Goal of the exercise
Some lines below may hold the string "output". Count them and give only the total.
Supplied records START
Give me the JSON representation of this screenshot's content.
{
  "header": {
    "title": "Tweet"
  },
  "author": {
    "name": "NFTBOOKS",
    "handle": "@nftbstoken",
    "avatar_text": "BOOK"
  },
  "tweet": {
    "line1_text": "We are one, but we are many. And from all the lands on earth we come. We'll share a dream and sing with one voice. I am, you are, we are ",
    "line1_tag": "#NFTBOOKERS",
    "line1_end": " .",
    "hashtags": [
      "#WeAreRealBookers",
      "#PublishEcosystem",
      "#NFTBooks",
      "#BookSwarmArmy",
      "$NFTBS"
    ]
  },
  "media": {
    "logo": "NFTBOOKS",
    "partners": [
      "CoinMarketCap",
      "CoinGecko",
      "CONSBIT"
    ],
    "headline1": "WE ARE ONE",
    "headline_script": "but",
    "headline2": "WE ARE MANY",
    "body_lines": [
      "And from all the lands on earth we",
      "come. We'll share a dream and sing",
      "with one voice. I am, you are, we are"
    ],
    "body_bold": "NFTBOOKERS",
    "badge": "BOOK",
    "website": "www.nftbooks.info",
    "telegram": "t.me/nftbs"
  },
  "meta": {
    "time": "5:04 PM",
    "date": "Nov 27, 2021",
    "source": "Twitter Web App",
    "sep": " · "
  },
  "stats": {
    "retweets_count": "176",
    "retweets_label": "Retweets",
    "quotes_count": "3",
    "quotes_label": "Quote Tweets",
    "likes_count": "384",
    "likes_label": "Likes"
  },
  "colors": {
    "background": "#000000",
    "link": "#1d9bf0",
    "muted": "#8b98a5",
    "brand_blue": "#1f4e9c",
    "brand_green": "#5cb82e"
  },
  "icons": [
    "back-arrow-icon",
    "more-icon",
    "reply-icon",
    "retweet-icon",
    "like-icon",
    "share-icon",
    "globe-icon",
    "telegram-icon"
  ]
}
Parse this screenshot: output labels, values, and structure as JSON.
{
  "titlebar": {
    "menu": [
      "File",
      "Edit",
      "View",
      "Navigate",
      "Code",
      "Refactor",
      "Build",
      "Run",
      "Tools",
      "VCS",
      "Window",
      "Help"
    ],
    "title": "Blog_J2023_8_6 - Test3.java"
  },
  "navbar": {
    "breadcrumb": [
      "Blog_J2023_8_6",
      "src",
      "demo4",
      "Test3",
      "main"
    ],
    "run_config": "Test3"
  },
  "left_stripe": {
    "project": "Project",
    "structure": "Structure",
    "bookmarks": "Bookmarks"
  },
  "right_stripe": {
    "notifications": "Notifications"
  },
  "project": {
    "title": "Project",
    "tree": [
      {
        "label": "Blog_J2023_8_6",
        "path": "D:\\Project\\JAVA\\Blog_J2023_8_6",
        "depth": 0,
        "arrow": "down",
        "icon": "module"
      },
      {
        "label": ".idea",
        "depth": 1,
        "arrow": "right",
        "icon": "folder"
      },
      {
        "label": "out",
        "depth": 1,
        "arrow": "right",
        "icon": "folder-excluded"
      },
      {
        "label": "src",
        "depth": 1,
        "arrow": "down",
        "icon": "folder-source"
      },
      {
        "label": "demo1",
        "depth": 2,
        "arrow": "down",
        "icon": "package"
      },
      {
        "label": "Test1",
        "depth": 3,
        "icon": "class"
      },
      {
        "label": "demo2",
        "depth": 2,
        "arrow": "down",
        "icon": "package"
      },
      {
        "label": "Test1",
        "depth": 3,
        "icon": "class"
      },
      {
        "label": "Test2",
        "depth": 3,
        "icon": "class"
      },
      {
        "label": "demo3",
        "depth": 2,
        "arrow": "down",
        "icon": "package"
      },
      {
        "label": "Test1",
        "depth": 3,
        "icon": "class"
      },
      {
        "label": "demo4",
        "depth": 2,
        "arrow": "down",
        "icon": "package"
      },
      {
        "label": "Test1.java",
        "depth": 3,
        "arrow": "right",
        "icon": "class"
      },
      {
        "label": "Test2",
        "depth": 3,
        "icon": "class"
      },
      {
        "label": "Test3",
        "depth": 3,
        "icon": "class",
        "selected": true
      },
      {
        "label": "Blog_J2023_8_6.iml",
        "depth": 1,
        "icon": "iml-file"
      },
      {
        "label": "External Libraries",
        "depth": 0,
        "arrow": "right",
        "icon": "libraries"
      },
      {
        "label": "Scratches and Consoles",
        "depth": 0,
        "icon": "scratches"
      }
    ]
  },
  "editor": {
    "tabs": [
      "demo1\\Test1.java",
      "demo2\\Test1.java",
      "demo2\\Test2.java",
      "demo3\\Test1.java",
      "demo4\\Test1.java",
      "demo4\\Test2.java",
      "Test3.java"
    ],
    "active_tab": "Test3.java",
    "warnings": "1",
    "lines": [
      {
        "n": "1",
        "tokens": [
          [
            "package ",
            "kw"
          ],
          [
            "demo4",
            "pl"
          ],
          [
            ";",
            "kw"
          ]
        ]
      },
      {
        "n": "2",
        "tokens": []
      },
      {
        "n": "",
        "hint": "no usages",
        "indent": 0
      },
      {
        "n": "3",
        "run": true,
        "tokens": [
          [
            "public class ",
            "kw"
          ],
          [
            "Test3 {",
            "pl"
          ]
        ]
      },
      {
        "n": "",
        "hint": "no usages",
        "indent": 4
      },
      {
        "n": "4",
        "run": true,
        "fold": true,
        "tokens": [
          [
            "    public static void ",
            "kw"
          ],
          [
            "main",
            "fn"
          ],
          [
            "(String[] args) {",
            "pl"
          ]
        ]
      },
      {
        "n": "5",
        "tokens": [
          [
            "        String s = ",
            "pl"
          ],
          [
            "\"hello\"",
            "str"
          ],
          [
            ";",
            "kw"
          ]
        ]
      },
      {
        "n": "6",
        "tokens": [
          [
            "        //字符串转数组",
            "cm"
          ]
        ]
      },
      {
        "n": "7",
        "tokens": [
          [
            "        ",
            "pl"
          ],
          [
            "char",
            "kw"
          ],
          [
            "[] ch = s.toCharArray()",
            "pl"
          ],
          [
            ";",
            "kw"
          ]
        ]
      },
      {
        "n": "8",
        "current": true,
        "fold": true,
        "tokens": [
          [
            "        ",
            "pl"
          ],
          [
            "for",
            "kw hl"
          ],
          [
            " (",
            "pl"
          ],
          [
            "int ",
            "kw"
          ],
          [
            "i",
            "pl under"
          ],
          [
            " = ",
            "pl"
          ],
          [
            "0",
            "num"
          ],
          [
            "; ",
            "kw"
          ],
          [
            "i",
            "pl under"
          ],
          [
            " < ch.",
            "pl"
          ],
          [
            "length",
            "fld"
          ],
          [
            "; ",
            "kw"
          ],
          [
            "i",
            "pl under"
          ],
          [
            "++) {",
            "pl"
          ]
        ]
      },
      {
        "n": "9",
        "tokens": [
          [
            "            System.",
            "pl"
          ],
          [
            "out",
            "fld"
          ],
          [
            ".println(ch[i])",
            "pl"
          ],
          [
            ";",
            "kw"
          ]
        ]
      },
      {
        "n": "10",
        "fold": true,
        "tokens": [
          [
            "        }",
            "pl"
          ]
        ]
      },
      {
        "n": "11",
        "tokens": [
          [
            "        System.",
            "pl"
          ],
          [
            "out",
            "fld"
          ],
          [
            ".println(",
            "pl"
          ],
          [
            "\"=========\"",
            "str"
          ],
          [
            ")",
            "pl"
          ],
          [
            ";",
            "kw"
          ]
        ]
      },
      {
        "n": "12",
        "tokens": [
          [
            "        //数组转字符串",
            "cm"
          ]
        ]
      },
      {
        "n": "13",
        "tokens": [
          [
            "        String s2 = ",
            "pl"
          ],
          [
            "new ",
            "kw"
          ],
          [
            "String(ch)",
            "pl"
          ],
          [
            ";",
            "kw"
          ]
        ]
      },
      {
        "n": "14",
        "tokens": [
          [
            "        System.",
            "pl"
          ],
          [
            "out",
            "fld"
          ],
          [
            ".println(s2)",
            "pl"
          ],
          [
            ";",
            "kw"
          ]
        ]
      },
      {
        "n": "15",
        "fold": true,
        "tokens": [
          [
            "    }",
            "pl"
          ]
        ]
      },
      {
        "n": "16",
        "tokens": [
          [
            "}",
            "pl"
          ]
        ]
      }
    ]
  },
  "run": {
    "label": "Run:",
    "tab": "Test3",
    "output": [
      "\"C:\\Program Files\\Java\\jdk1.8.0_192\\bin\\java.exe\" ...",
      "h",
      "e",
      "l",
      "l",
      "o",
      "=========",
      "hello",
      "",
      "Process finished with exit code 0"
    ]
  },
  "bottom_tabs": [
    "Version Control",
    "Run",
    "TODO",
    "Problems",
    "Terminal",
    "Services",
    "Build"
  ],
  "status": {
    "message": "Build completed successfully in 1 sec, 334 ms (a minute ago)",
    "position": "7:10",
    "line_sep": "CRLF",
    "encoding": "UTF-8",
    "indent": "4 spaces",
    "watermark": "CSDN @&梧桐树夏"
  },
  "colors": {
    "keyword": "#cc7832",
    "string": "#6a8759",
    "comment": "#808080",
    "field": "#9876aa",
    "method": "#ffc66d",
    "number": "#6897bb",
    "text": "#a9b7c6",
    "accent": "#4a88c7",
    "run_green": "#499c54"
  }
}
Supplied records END
Response
2